DATA FOR REVIEW ▸
--
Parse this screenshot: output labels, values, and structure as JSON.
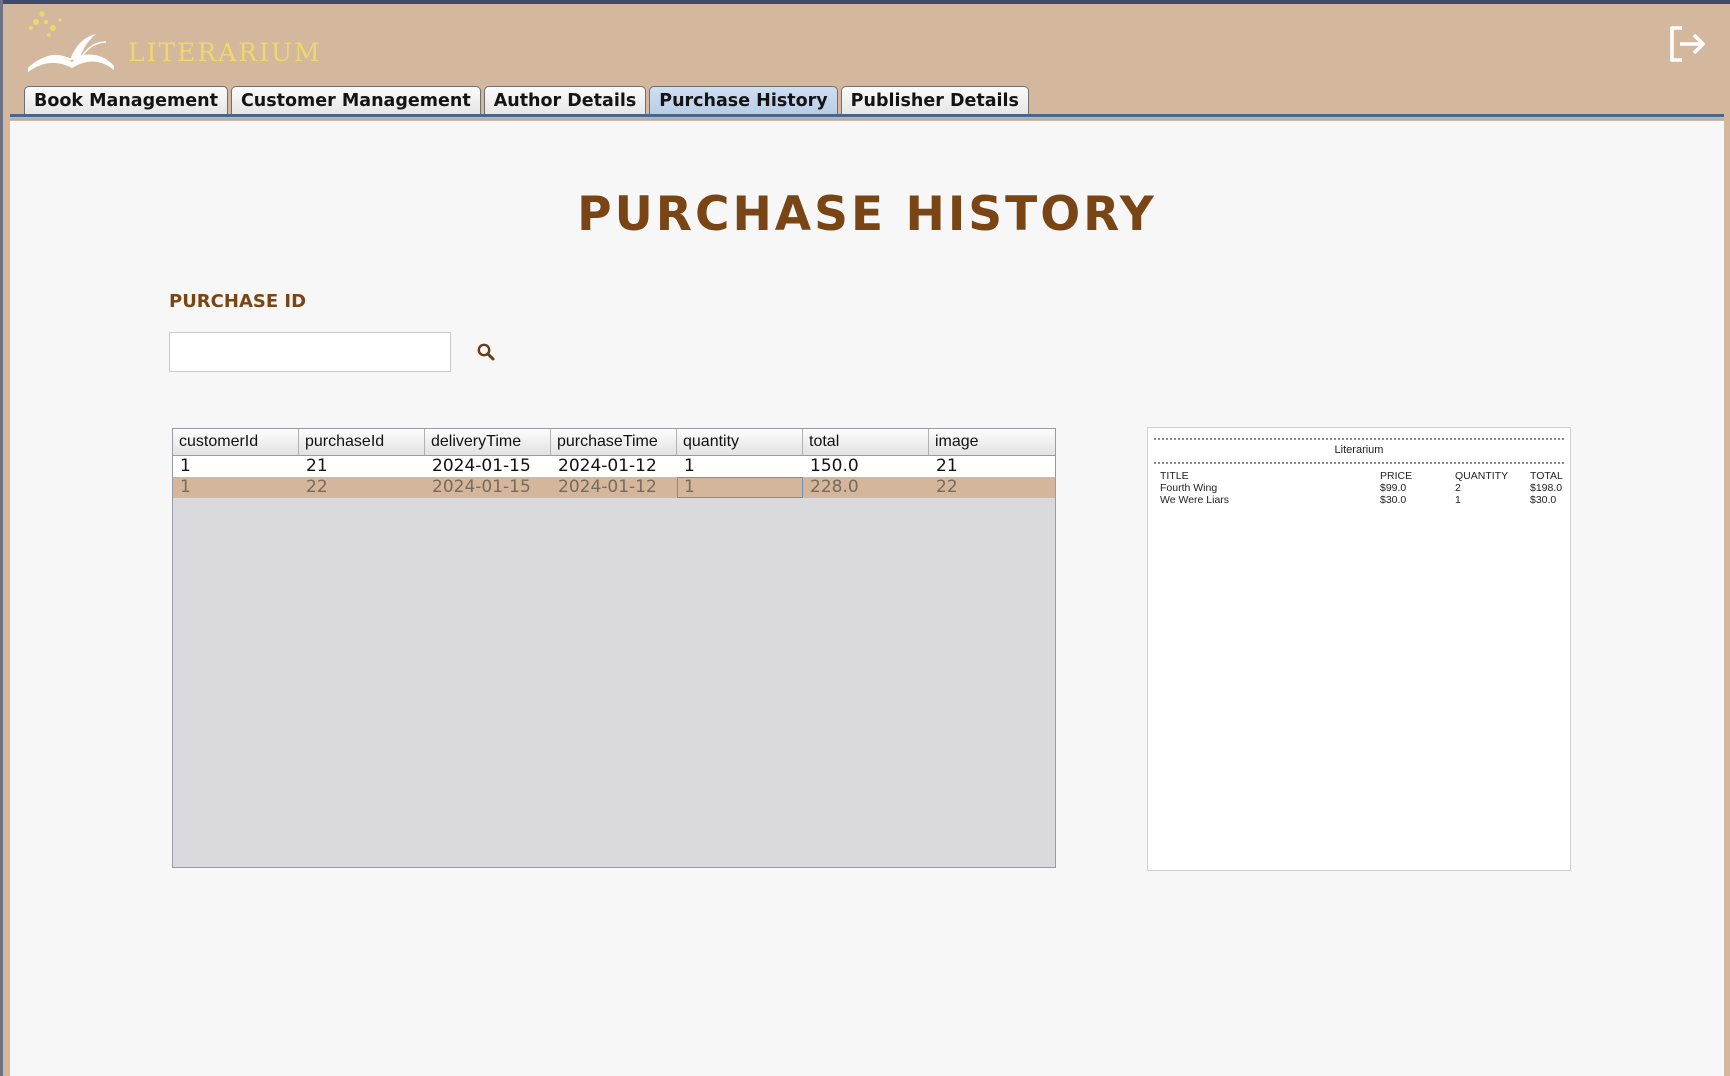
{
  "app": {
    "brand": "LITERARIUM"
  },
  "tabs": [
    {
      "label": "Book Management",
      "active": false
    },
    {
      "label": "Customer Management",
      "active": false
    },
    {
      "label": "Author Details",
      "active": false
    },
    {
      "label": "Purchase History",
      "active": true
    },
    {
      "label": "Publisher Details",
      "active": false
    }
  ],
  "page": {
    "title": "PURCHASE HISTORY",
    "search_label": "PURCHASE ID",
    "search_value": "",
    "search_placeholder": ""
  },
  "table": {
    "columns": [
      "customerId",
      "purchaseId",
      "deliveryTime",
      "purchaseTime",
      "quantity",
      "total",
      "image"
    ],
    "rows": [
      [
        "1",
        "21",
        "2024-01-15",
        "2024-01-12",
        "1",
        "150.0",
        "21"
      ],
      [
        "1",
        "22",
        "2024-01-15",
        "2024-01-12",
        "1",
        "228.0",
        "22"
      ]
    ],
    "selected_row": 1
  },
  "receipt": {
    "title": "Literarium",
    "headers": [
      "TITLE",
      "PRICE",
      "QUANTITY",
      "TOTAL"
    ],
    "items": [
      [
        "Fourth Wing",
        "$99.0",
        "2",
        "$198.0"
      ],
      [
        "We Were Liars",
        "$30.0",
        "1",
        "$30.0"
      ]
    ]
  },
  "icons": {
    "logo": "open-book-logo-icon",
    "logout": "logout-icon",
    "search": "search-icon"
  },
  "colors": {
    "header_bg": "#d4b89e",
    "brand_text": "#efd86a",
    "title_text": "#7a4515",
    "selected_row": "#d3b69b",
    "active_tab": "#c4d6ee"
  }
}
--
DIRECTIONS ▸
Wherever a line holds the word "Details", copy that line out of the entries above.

THE ANSWER ▸
      "label": "Author Details",
      "label": "Publisher Details",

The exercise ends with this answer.